B-side "Salvation Road" (US)
Released 1974 (US)
Format 7" single 45 RPM
Recorded 1973 - 1974
Genre Rock
Length 3:37
Label RCA PB-10121
Writer(s) Ray Davies
Producer(s) Ray Davies
The Kinks singles chronology
"Mirror of Love"
(US, 1973)
"Holiday Romance"
(UK, 1974)
(US, 1974)
"Everybody's a Star (Starmaker)"
(US, 1975)
"Ducks on the Wall"
(UK, 1975)

"Preservation" is a non-album single written by Ray Davies and performed by The Kinks in 1974. Although it was related to the two Preservation albums lyrically, it did not appear on either album until it was added to the CD reissue of Preservation Act 1.

Lyrics and music[edit]

The lyrics of "Preservation" basically sum up the plot of the two Preservation albums. It describes how "once upon a time in a faraway land, lived a villain called Flash, he was such a wicked man," who "terrorized the people ... broke arms and crushed hands ... ruled with a fist and ... purchased all the land." However, under Flash, the "people were scared" and "they didn't know where to turn." They soon realized that Flash only did what he did for money and "for his own preservation." Now, because Flash broke his promise, "he's got to pay for his crimes and his lies and his evil ways." Unfortunately, the problems for the people will continue, as "it's gonna get rough" in the "story of self preservation."

Musically, the track opens with a guitar riff. "Preservation" also features Ray Davies on vocals, and the track has a rock style.
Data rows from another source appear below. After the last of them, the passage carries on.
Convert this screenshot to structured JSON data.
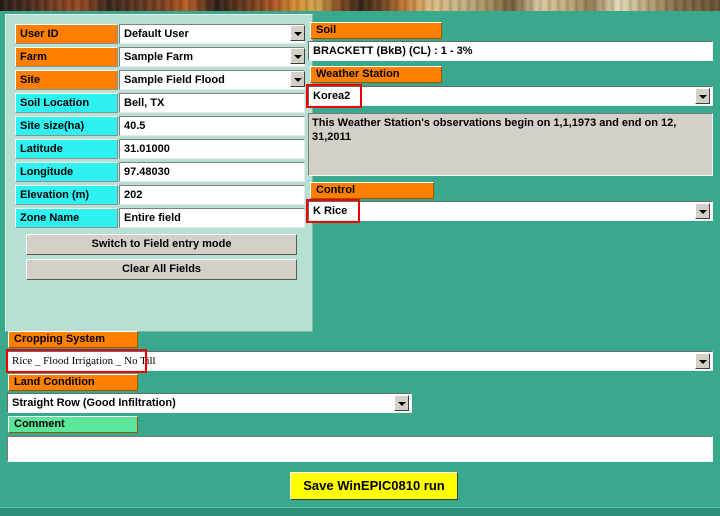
{
  "window": {
    "background_color": "#3aa88d",
    "panel_color": "#b6e0d3"
  },
  "left_panel": {
    "fields": [
      {
        "label": "User ID",
        "value": "Default User",
        "label_color": "orange",
        "dropdown": true
      },
      {
        "label": "Farm",
        "value": "Sample Farm",
        "label_color": "orange",
        "dropdown": true
      },
      {
        "label": "Site",
        "value": "Sample Field Flood",
        "label_color": "orange",
        "dropdown": true
      },
      {
        "label": "Soil Location",
        "value": "Bell, TX",
        "label_color": "cyan",
        "dropdown": false
      },
      {
        "label": "Site  size(ha)",
        "value": "40.5",
        "label_color": "cyan",
        "dropdown": false
      },
      {
        "label": "Latitude",
        "value": "31.01000",
        "label_color": "cyan",
        "dropdown": false
      },
      {
        "label": "Longitude",
        "value": "97.48030",
        "label_color": "cyan",
        "dropdown": false
      },
      {
        "label": "Elevation (m)",
        "value": "202",
        "label_color": "cyan",
        "dropdown": false
      },
      {
        "label": "Zone Name",
        "value": "Entire field",
        "label_color": "cyan",
        "dropdown": false
      }
    ],
    "switch_mode_button": "Switch to Field entry mode",
    "clear_fields_button": "Clear All Fields"
  },
  "right_panel": {
    "soil": {
      "tag": "Soil",
      "value": "BRACKETT (BkB) (CL) : 1 - 3%"
    },
    "weather_station": {
      "tag": "Weather Station",
      "value": "Korea2",
      "highlighted": true,
      "info_text": "This Weather Station's observations begin on 1,1,1973 and end on 12, 31,2011"
    },
    "control": {
      "tag": "Control",
      "value": "K Rice",
      "highlighted": true
    }
  },
  "bottom_panel": {
    "cropping_system": {
      "tag": "Cropping System",
      "value": "Rice _ Flood Irrigation _ No Till",
      "highlighted": true
    },
    "land_condition": {
      "tag": "Land Condition",
      "value": "Straight Row  (Good Infiltration)"
    },
    "comment": {
      "tag": "Comment",
      "value": "",
      "tag_color": "#5ce69a"
    },
    "save_button": "Save WinEPIC0810 run",
    "save_button_color": "#ffff00"
  },
  "annotation": {
    "highlight_color": "#ee0000"
  }
}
Female backing vocalist appear at the very end of the track.


"Preservation" was not released on either of the Preservation albums when they were first released in 1973 and 1974, respectively. It first was released as a standalone U.S. single, backed with "Salvation Road", the closing track of Preservation Act 2. It did not chart, performing similarly to other Kinks singles of the time. However, it was not released in the U.K. until it was issued as a bonus track on the 1998 CD Velvel edition of Preservation Act 1. However, unlike most other bonus tracks on CD reissues of Kinks albums, it was placed at the beginning of the track listing (rather than being tacked on at the end), making it the opening track. Andrew Hickey wrote in his book, Preservation: The Kinks' Music 1964-1974, that "by starting the CD with a song in the style of ['Demolition']," the album's "structure is ruined."[1]
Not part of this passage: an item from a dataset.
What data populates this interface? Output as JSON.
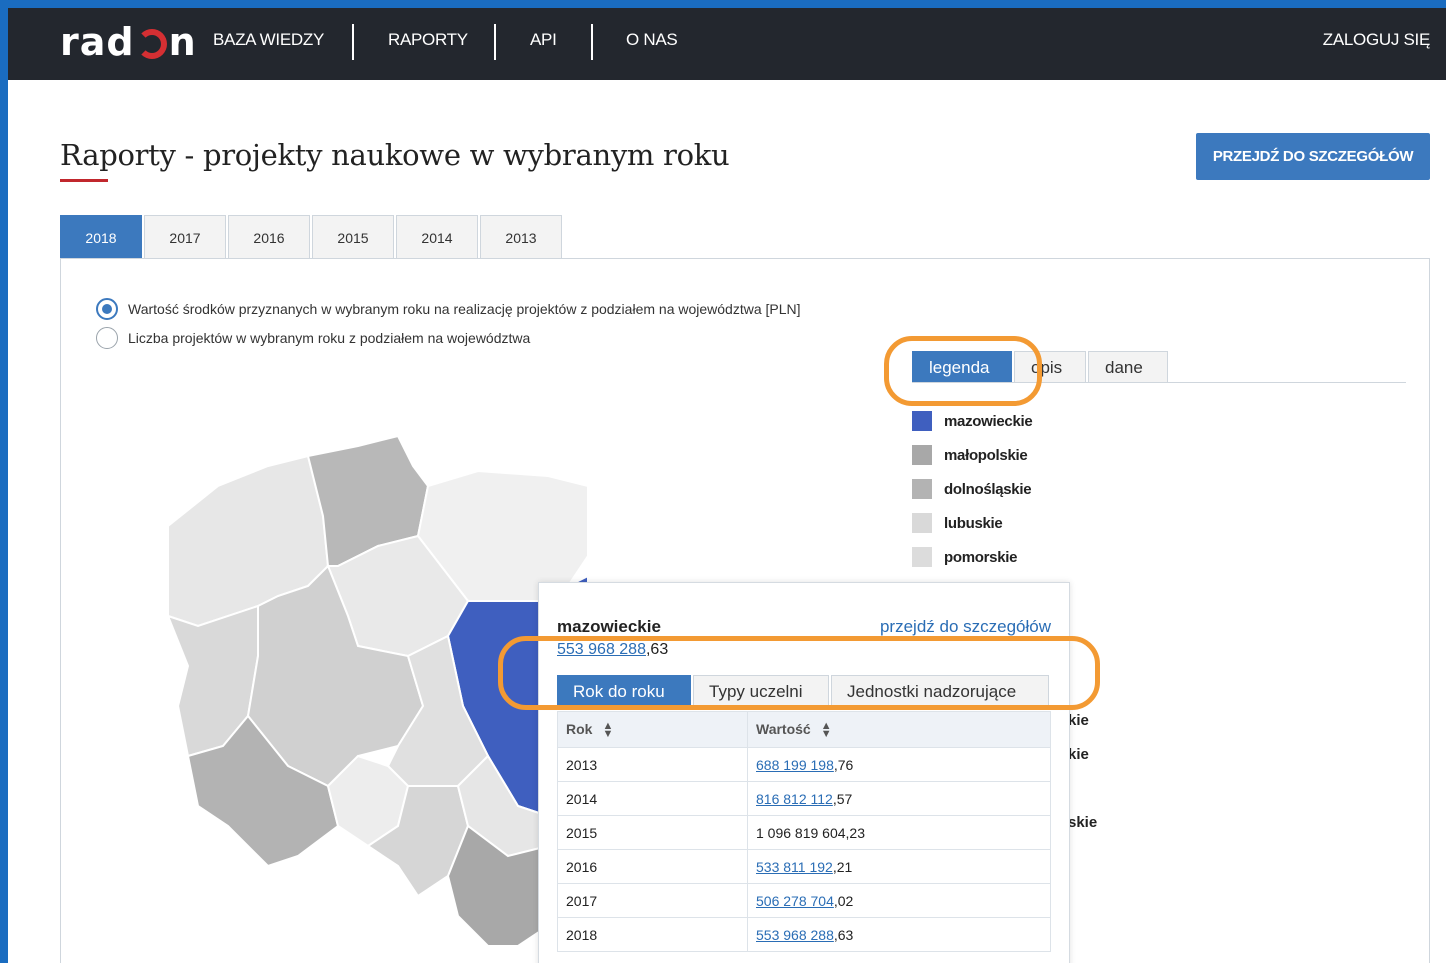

"Preservation" has received mixed reviews. Pitchfork Media described the track as "a lankier, reworded take on the album closer 'Demolition.' 'Preservation' never made the album, instead working as a single that sold the concept of the album."[2] Hickey said that the track "for what it is ... this is decent enough - it's a three-chord glam stomper that wouldn't have sounded at all out of place on 70s rock radio, with a catchy guitar riff - but the lyrics are just a giant infodump rather than being particularly clever or moving."[1]
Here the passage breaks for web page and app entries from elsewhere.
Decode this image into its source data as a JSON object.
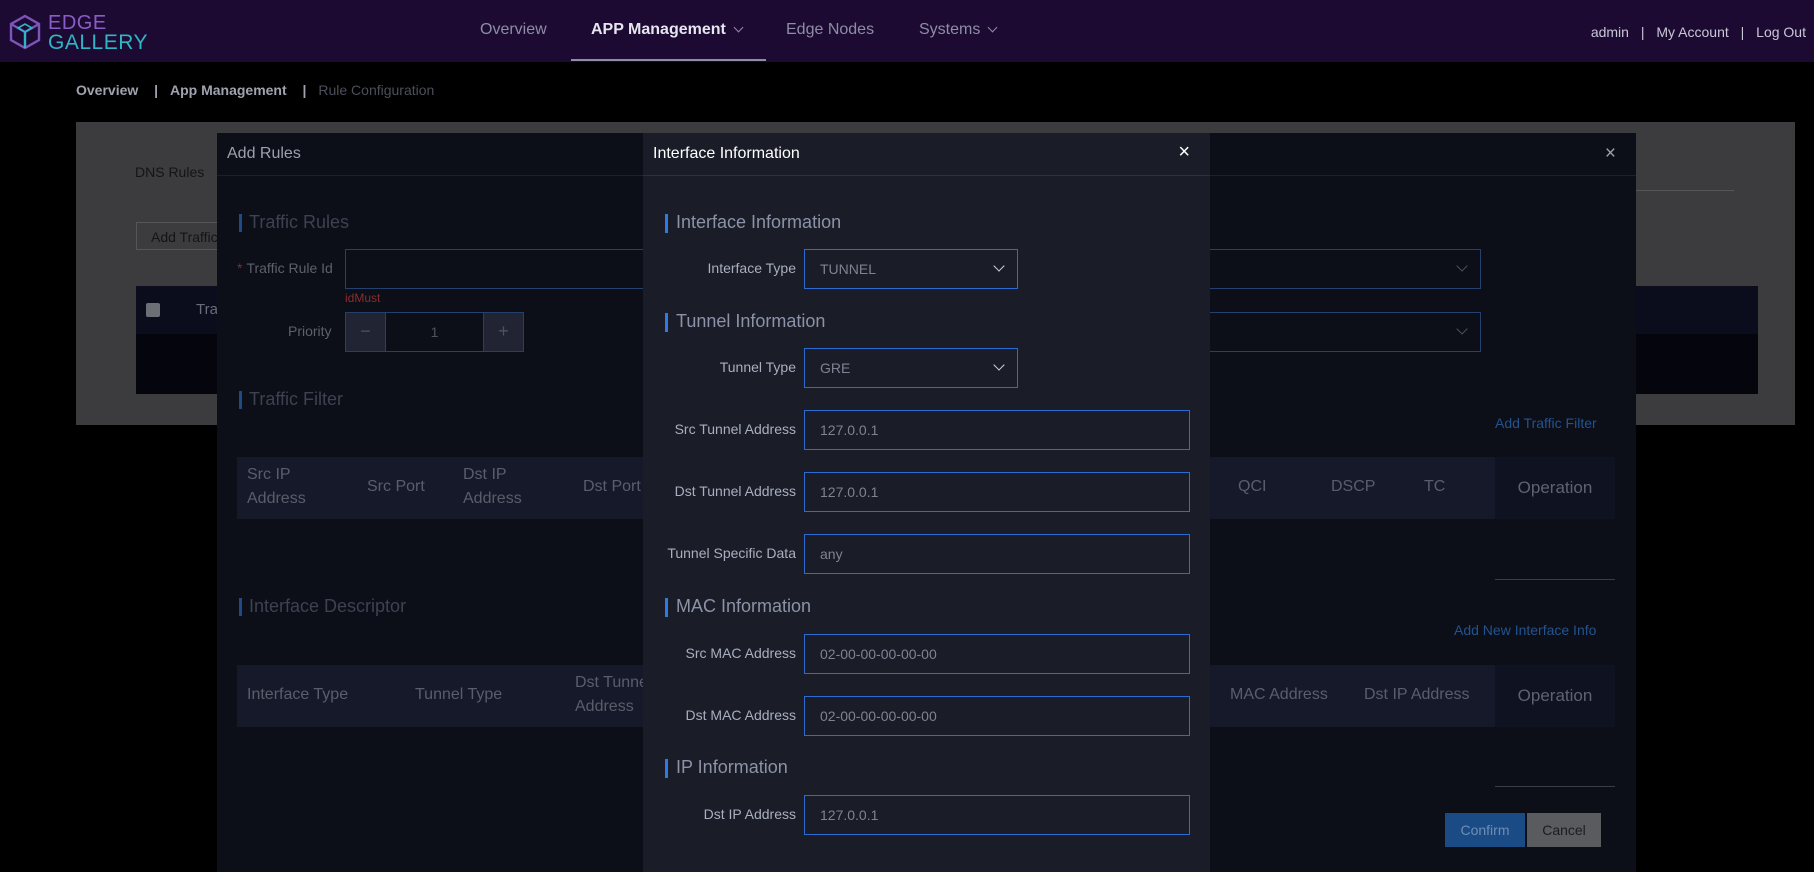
{
  "app": {
    "logo_line1": "EDGE",
    "logo_line2": "GALLERY"
  },
  "nav": {
    "items": [
      {
        "label": "Overview"
      },
      {
        "label": "APP Management"
      },
      {
        "label": "Edge Nodes"
      },
      {
        "label": "Systems"
      }
    ],
    "active": "APP Management"
  },
  "account": {
    "user": "admin",
    "my_account": "My Account",
    "logout": "Log Out",
    "separator": "|"
  },
  "breadcrumb": {
    "items": [
      "Overview",
      "App Management",
      "Rule Configuration"
    ],
    "separator": "|"
  },
  "background_page": {
    "tab": "DNS Rules",
    "add_button": "Add Traffic Rule",
    "table_first_header": "Traffic Rule Id"
  },
  "add_rules_dialog": {
    "title": "Add Rules",
    "close_icon": "×",
    "traffic_rules_title": "Traffic Rules",
    "traffic_rule_id_label": "Traffic Rule Id",
    "required_mark": "*",
    "id_error": "idMust",
    "priority_label": "Priority",
    "priority_value": "1",
    "minus": "−",
    "plus": "+",
    "traffic_filter_title": "Traffic Filter",
    "add_traffic_filter": "Add Traffic Filter",
    "traffic_filter_columns": [
      "Src IP Address",
      "Src Port",
      "Dst IP Address",
      "Dst Port",
      "QCI",
      "DSCP",
      "TC"
    ],
    "interface_descriptor_title": "Interface Descriptor",
    "add_interface_info": "Add New Interface Info",
    "interface_columns": [
      "Interface Type",
      "Tunnel Type",
      "Dst Tunnel Address",
      "MAC Address",
      "Dst IP Address"
    ],
    "operation": "Operation",
    "confirm": "Confirm",
    "cancel": "Cancel"
  },
  "interface_dialog": {
    "title": "Interface Information",
    "close_icon": "×",
    "sections": {
      "interface": "Interface Information",
      "tunnel": "Tunnel Information",
      "mac": "MAC Information",
      "ip": "IP Information"
    },
    "fields": {
      "interface_type": {
        "label": "Interface Type",
        "value": "TUNNEL"
      },
      "tunnel_type": {
        "label": "Tunnel Type",
        "value": "GRE"
      },
      "src_tunnel_address": {
        "label": "Src Tunnel Address",
        "value": "127.0.0.1"
      },
      "dst_tunnel_address": {
        "label": "Dst Tunnel Address",
        "value": "127.0.0.1"
      },
      "tunnel_specific_data": {
        "label": "Tunnel Specific Data",
        "value": "any"
      },
      "src_mac_address": {
        "label": "Src MAC Address",
        "value": "02-00-00-00-00-00"
      },
      "dst_mac_address": {
        "label": "Dst MAC Address",
        "value": "02-00-00-00-00-00"
      },
      "dst_ip_address": {
        "label": "Dst IP Address",
        "value": "127.0.0.1"
      }
    }
  },
  "colors": {
    "topbar": "#1d0a33",
    "accent_blue": "#2f7ae5",
    "logo_purple": "#8a5cc5",
    "logo_teal": "#2fb5c6",
    "error_red": "#8a2e2e"
  }
}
  1. ^ a b Hickey, Andrew (2014-05-17). Preservation: The Kinks' Music 1964-1974. p. 182. 
  2. ^ Josephes, Jason. "Pitchfork Media". Retrieved 2014-05-17.